Data from COREMAP-CTI’s monitoring locations also confirms that there was a significant decline in coral cover between 2015 and 2016 and followed by a gradual increase until 2019 (Figure 5). The data was collected by using underwater photo transect from plenty of reefs across Indonesian waters. In short, the recovery process after the bleaching event has been progressing and this evidence gives hope to the management regime amid the global declining trends of coral cover.
 

Trend of coral cover from COREMAP-CTI monitoring sites (n: number of reefs monitored)

The Condition of Indonesian Coral Reefs 2019

Mangrove

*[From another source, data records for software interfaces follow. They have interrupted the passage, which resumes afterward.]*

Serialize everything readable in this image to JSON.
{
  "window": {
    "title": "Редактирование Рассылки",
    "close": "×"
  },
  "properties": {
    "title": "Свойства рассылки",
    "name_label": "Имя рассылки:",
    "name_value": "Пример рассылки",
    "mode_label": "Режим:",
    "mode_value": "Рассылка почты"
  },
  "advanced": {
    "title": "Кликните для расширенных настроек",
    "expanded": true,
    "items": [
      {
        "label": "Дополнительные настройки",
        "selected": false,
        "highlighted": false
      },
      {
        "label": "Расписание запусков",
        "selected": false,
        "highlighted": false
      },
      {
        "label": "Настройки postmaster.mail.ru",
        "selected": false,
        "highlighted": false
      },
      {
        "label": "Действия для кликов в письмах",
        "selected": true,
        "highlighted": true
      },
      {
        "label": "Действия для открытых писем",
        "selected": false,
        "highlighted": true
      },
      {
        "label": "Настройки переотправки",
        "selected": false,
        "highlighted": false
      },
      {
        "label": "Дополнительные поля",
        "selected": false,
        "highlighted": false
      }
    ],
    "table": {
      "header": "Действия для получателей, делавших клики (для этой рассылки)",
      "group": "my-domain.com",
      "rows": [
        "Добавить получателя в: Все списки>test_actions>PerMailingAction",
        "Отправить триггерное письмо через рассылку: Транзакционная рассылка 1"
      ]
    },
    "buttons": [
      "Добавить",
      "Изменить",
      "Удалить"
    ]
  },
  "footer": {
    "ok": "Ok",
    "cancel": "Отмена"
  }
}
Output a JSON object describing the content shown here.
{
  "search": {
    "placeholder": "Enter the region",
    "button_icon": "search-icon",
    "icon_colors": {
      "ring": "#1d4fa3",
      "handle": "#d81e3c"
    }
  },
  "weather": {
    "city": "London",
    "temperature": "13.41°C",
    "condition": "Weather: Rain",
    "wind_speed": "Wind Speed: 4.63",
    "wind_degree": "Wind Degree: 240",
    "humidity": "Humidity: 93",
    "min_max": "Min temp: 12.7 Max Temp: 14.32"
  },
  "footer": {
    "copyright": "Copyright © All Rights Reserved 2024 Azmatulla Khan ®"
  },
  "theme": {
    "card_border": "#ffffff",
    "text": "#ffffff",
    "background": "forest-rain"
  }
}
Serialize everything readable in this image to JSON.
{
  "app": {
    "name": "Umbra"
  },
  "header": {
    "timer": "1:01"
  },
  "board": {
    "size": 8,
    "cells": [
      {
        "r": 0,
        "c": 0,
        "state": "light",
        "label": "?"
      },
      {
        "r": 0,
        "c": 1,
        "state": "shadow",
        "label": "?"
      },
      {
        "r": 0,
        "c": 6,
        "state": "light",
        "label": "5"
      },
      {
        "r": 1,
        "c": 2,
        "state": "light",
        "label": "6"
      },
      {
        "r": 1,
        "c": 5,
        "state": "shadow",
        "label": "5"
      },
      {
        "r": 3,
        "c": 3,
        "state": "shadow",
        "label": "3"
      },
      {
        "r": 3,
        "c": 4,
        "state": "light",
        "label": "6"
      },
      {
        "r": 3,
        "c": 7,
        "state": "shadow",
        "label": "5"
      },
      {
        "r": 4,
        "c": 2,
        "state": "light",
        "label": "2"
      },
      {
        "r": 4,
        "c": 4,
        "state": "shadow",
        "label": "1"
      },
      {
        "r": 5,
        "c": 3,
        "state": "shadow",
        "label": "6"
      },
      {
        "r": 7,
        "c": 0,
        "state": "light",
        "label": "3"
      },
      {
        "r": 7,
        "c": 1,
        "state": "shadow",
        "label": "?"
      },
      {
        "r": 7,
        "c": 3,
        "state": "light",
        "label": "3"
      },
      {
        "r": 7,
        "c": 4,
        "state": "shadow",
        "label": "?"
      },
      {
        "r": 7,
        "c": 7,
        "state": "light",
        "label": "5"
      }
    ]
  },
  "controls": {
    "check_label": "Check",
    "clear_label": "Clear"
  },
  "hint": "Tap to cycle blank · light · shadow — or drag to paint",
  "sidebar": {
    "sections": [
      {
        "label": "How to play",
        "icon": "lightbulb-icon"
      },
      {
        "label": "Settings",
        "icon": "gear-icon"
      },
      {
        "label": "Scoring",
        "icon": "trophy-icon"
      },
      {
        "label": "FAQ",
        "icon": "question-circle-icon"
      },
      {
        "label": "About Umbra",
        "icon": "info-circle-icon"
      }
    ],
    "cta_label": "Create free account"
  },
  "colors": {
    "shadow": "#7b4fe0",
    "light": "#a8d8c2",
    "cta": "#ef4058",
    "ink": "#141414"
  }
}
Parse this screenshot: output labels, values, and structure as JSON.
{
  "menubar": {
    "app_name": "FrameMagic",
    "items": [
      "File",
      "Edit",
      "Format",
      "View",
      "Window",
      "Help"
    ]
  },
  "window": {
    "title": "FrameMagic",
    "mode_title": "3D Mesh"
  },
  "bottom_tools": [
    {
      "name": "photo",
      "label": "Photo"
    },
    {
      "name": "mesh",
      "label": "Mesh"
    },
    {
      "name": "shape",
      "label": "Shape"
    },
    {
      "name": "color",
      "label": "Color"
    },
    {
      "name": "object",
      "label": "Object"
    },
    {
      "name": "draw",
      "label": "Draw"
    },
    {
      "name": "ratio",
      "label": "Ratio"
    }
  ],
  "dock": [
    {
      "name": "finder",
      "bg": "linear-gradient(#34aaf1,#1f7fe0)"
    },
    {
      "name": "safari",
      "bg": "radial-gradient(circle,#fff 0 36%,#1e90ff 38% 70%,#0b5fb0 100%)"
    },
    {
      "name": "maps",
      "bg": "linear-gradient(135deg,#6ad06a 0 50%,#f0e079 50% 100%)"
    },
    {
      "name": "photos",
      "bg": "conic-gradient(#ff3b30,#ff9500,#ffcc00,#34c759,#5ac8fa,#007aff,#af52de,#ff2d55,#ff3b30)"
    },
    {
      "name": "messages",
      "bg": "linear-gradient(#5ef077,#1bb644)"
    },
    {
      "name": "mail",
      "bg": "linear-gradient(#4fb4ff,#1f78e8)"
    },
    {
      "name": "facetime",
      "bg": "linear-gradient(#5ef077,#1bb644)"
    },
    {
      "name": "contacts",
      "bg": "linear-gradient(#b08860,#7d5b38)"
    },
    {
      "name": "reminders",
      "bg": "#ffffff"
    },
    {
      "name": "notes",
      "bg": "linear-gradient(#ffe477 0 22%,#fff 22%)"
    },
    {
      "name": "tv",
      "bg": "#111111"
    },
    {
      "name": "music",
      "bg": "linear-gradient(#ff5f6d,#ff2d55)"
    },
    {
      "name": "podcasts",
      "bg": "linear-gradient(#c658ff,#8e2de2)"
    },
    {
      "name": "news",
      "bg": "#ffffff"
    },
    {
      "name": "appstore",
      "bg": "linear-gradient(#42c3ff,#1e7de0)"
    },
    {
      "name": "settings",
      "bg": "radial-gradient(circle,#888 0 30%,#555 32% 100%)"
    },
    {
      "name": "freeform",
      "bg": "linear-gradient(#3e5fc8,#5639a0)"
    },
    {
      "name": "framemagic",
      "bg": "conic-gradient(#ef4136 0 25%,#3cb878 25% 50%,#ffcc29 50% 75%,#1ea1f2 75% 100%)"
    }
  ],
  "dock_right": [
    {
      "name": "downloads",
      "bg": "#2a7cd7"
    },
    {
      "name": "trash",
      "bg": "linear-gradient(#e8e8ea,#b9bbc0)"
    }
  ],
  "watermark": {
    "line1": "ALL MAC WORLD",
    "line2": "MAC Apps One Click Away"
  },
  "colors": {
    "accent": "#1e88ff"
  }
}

Indonesia has the most potential mangrove ecosystem in the world since it has a majority of the global mangrove area. As many as 22.6% of world mangrove has been established in this tropical archipelagic country. Consequently, it delivers highly functions and services for surrounding ecosystems and residents. However, the area has been decreasing during the last decades due to coastal area modernizations, land-use changes and other human activities. A monitoring program for mangrove health has been initiated during COREMAP CTI –LIPI project which supports coral reef ecosystem existence since 2015. The program is aimed to assess mangrove stand structure and figured out its community health as the most important component in ecosystem sustainability. A robust, affordable, simple and scientific-based methodology was developed in 2014 involving photography analysis approach to support the program. Recently, the method has been implemented along 40 sites where most of the sites were monitored frequently. Our recent finding showed that Indonesian mangrove was categorized in a good condition with slightly increasing on its canopy coverage average during 2015-2019. West Indonesia sites have a smaller morphological size, denser, and more Rhizophoradomination. On the other hand, The east part was generally found in larger morphological size, fewer stands, and more various species in the majority. Collected datasets have been further analyzed to develop Mangrove Health Index (MHI) for Indonesian mangrove. Index development provides an equation or formula and healthy level criteria which are potentially adopted as a new standard in Indonesia and applied in further studies. On the other hand, we have been developing MACADA, an android-based application for collecting and analyzing fieldwork data to be more efficient and paperless. MACADA obtains all variables needed for MHI calculation and designed for a flexible data sharing ability to a certain cloud database. This feature would be a powerful base to develop one database in Indonesia mangrove data management. A next-step study should be important to enlarge the scope of MHI through the ecosystem, by adding some features such as area, social-economy perceptions, substrate profile and biota potentials.

The Recent Mangrove Canopy Coverage (Method: Hemispherical photography (Dharmawan & Pramudji 2017)

Mangrove Density (Method :Dharmawan & Pramudji 2017)

Trunk Diameter (Method: Hemispherical photography (Dharmawan & Pramudji 2017) 

Recommendation

  • Establish more MPAs to minimize the human factors while preserving the ecosystems 
  • Improve people awareness so they will become our greatest asset in conservation programs
  • Promoting sustainable fishing practices
  • Habitat restoration